There are several, maybe many, narratives that float in our unconscious and peak or break through during times of crisis – for example, narratives of adventure, helplessness, invisibility, peacefulness. My mother, for instance, could never let go the idea that she was meant to be an explorer like Thor Heyerdahl who ventured across the Pacific in a straw raft. Even as she lived a conventional life, almost every event in her life was interpreted, at some level, in terms of how she had fulfilled or abandoned that narrative of risk, adventure and rewards. In a way, that narrative represented her identity almost as much as the one she lived every day.
Old age offers a particular opportunity to experiment with new stories about ourselves; the long-standing, dominant ones are less tightly secured than they were by schedules, responsibilities, business, and the familiar people in our lives who keep them in place. You might say that we are vulnerable to these ‘intrusions,’ or that they come as welcome guests to enliven our years. Let me illustrate an odd one that I seem to carry with me.
There is a rabbinical narrative within me, maybe because so many of my forebearers were rabbis, but it’s not the rabbi you might expect. There’s a quiet man, not a preaching man with a congregation. He is chanting and pious, with his head and shoulders covered in a prayer shawl. I don’t know where this image comes from but it has strength to it. Here is how it continues: I have left the flock, whom I loved but who also have burdened me because I never knew if I could give them what they wanted or, more importantly, what they needed. Even as I held that ambivalence, I never felt it was right to leave them. So I didn’t. Now I am old, and they have gone. In this story, I don’t know if I’ve left them or if they have left me. But I am free of responsibility and mostly alone. I can be quiet. I can be calm. I’m hidden beneath my prayer shawl. I feel content.
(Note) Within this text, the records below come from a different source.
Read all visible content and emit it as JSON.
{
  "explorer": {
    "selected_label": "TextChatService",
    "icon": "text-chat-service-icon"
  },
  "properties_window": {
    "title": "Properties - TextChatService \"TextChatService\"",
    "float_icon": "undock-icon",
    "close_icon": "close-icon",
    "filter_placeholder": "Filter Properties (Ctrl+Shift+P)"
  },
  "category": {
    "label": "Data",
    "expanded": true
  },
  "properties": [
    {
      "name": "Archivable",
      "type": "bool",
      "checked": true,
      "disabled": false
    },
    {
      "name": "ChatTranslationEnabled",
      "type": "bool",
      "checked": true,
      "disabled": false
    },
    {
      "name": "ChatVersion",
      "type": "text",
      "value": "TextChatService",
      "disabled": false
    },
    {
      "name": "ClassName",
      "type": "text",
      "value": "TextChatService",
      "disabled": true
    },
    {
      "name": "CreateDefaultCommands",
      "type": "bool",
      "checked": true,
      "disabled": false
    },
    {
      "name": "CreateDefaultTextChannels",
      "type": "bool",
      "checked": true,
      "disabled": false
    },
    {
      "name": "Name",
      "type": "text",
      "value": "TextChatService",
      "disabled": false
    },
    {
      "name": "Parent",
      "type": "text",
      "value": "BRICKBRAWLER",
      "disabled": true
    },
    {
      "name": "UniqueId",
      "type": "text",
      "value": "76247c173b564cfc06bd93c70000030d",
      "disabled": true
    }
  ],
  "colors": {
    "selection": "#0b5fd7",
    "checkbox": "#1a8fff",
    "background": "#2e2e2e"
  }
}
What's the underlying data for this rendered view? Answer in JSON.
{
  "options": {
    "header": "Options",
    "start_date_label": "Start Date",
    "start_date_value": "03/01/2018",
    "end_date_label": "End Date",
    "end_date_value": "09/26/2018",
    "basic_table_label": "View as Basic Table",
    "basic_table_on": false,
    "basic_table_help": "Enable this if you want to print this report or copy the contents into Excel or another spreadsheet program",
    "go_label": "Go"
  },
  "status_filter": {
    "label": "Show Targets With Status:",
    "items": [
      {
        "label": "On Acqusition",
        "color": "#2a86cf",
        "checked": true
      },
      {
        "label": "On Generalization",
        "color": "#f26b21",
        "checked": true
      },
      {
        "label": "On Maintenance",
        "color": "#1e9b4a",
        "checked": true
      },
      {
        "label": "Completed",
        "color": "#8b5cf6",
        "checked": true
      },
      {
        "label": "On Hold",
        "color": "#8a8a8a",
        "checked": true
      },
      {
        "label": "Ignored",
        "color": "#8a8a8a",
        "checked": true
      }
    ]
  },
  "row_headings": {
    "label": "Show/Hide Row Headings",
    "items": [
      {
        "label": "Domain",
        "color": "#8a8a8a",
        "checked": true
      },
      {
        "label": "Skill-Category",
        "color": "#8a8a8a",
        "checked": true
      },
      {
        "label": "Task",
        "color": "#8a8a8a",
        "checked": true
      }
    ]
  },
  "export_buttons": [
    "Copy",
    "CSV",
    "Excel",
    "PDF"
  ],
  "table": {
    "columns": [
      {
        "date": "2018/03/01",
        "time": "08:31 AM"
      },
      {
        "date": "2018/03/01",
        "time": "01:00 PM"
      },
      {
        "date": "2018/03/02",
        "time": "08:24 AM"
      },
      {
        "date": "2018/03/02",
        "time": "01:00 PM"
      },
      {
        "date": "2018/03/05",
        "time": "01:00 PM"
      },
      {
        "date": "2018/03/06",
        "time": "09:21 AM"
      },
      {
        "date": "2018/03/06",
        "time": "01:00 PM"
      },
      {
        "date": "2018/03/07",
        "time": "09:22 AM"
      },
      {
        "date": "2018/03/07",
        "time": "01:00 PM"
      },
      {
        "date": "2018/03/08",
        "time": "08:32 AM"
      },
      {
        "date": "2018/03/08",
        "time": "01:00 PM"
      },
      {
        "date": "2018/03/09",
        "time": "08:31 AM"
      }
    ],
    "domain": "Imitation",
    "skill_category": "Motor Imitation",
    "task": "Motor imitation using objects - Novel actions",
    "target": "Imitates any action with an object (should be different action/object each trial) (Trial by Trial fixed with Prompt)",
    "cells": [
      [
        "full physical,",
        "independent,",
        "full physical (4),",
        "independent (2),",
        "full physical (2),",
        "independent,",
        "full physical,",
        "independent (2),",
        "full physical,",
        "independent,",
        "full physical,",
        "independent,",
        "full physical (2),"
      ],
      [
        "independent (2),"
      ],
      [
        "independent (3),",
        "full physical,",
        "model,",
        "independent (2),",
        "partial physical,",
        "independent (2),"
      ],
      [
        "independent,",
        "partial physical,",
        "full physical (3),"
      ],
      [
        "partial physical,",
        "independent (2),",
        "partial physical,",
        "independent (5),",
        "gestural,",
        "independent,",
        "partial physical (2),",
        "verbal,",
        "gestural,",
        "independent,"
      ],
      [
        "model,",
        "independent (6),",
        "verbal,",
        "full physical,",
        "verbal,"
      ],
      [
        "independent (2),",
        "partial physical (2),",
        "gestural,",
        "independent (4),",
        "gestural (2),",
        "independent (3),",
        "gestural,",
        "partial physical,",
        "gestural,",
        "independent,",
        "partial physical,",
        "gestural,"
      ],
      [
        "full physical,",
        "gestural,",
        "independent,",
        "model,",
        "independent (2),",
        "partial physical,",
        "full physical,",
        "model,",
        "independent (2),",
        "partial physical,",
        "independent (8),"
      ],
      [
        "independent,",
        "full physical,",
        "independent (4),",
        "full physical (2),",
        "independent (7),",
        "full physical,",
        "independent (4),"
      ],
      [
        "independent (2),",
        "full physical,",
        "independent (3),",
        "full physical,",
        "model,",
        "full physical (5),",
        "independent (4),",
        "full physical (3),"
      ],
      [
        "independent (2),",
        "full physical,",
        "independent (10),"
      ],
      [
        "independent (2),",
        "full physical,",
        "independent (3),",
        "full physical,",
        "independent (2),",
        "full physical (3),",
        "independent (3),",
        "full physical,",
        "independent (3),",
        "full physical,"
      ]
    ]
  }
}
If you are quiet and allow your normal responses to situations flow by, if you detach from your dominant life narrative, I wonder what stories and imagery might come to mind.